If you’re in the market for a new home, it pays to have a home inspection company that isn’t afraid to peek into the dark corners where others may fear to tread, such as crawl spaces and attics. A detailed inspection of an attic can answer some critical questions about the home: How much and what kind of insulation is present? Is there adequate venting? Could there be hidden roof leaks? What about unwanted critters and wood-destroying insects?
The certified professionals at A-Pro Home Inspection perform complete 500-point inspections, so every accessible nook and cranny of a home, including the attic, gets a thorough examination. Here’s what you should expect from the attic portion of a home inspection:
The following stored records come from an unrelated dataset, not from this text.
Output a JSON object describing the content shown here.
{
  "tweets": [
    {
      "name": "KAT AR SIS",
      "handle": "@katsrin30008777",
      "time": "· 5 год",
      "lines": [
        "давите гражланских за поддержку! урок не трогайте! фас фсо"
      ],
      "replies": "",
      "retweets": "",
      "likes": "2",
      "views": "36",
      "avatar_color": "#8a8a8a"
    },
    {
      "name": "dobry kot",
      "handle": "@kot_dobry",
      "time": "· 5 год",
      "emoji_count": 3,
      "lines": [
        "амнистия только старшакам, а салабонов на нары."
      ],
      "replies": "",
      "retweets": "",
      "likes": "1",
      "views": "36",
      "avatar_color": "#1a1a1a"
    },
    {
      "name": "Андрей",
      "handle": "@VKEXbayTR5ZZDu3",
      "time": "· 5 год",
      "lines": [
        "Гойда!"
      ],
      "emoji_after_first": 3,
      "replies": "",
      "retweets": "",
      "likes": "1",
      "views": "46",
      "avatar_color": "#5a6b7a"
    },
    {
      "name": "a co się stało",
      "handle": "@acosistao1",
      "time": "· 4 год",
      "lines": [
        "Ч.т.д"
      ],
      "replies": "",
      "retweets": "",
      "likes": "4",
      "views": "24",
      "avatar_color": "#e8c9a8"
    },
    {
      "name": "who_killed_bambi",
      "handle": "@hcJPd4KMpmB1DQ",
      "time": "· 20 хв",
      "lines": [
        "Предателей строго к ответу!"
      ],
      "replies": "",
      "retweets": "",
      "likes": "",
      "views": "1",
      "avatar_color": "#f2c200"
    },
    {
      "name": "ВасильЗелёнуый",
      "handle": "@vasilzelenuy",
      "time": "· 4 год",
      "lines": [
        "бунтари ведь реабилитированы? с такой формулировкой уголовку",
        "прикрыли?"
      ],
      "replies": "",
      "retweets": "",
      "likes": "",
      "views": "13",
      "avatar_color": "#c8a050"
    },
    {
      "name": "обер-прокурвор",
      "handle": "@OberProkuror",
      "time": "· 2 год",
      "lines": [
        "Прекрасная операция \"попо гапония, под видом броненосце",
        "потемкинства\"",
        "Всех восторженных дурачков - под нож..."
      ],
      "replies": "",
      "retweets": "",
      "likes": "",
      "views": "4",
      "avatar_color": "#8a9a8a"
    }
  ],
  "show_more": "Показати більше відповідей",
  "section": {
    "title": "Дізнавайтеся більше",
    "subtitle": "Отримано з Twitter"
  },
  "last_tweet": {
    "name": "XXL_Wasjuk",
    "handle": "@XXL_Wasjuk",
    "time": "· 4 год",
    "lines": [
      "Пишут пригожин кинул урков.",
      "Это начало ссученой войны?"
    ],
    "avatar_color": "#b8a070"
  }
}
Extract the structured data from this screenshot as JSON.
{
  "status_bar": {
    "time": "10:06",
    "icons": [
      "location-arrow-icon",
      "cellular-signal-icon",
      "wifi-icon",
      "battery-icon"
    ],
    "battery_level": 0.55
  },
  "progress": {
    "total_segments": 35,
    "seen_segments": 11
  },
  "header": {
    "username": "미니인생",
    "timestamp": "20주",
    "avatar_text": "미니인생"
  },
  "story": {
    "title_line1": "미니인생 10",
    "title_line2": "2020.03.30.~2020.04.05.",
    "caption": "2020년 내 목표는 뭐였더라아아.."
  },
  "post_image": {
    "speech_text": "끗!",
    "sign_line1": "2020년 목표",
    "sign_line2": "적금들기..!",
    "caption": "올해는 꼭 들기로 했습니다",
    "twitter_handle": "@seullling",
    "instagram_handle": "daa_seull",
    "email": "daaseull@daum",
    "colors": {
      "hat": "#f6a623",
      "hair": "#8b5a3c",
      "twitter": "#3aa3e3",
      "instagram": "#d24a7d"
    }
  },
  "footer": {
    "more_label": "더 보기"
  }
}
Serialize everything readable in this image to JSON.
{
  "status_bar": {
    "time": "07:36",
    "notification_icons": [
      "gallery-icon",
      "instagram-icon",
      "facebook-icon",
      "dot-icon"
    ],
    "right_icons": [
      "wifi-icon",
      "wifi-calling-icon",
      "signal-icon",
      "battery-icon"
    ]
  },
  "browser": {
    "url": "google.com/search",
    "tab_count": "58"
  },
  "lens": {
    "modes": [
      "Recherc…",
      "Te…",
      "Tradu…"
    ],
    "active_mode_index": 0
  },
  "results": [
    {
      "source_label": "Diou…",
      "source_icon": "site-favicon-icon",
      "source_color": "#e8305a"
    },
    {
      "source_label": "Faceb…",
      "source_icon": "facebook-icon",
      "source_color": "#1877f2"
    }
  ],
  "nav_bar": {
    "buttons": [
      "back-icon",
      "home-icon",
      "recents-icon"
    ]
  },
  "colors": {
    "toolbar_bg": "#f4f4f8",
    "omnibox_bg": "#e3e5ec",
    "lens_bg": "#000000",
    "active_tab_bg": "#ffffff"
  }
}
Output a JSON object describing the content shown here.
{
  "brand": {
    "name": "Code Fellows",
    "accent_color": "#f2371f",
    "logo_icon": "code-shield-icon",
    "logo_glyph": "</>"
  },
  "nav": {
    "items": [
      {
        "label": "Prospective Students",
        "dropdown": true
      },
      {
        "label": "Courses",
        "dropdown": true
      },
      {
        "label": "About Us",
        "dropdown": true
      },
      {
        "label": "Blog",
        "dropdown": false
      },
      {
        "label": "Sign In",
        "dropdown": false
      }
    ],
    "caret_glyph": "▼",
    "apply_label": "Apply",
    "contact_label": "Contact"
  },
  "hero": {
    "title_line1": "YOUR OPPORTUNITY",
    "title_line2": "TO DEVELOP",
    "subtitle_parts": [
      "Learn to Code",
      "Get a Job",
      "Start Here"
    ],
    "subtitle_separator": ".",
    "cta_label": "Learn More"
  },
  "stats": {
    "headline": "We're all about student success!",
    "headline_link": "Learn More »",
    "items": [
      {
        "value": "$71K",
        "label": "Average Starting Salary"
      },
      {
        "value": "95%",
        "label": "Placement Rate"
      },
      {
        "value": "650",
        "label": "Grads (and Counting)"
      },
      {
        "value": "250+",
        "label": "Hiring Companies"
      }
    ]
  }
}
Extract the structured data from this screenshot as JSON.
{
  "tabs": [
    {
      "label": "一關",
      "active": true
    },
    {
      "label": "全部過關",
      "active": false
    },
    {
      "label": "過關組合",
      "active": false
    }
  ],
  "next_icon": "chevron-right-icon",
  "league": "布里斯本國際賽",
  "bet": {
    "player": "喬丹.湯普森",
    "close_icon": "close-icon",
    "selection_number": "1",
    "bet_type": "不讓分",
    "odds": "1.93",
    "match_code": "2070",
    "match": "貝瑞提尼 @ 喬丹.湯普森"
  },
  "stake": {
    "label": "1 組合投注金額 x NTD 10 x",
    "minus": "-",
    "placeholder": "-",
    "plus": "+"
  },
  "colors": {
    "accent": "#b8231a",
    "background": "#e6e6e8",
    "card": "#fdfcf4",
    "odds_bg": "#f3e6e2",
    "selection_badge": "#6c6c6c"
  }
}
Insulation: The inspector reports on the type of insulation (blown-in fiberglass or cellulose insulation, rolled or pre-cut fiberglass batt insulation), note its depth and thickness, and point out defects. These may include lack of insulation; double layer insulation compressed to the size of one layer; insulation blocking attic vents; improper installation; gaps, disturbances or unevenness; and flattened or dirty insulation that drastically prevents it from blocking the flow of heat.
Venting: A home stays cooler in the summer by expelling trapped solar-heated air, which translates into greater comfort and cost savings. A well-vented attic in winter prevents roof warming, which leads to the formation of destructive ice dams. Further, extreme summer heat in a poorly vented attic can cook shingles and roof sheathing, cutting short their intended life spans. Your home inspector will check to see if there is a proper balance of correctly placed intake and exit venting designed to keep the attic close to outside temperatures. This will help prevent high moisture levels that can damage roof and attic wood structures, harm roof decking, spur mold, and mildew growth, lead to paint failure, invite wood-destroying insects inside, and other concerns. An attic should have at least one square foot of ventilation for every 300 square feet of attic, according to the Federal Housing Administration. The home inspection will include an evaluation to determine if attic venting is present, the type of venting and if it’s performing as it should. Evidence that there may be inadequate attic venting includes shingle deterioration, mold, and mildew in the attic, wet insulation, excessive attic heat, and condensation on sheathing and rafters.
Framing: The home inspector will check exposed framing in the attic for signs of rot, damaged sheathing, sagging or bowing, and the general quality of the framing construction, which may give hints about the rest of the home’s skeleton.
Water Leakage: During the attic inspection, special attention will be given to areas that are prone to water leakages, such as around skylights, roof vents, and chimneys. It is not uncommon to find decaying sheathing, mold, and rotting wood where water penetration has occurred. Signs of a roof leak include water stains on roof sheathing, venting pipes, and framing, as well as matted insulation. Use of a moisture meter can assess the extent of the problem.
Pests: Finally, the inspector will check for signs of squirrels, bats, birds, rats, raccoons, and insects that can cause severe damage to a home, pose a health risk, and scare the living daylights out of you if one happens to jump on or fly by the breakfast table. Ripped screens, holes, nests, droppings, and evidence of chewed wires and wood will be noted in the inspection report.
Inspection of a home’s attic is just one part of an A-Pro 500-point inspection. To schedule a home inspection, call 1-918-615-8758 or visit here.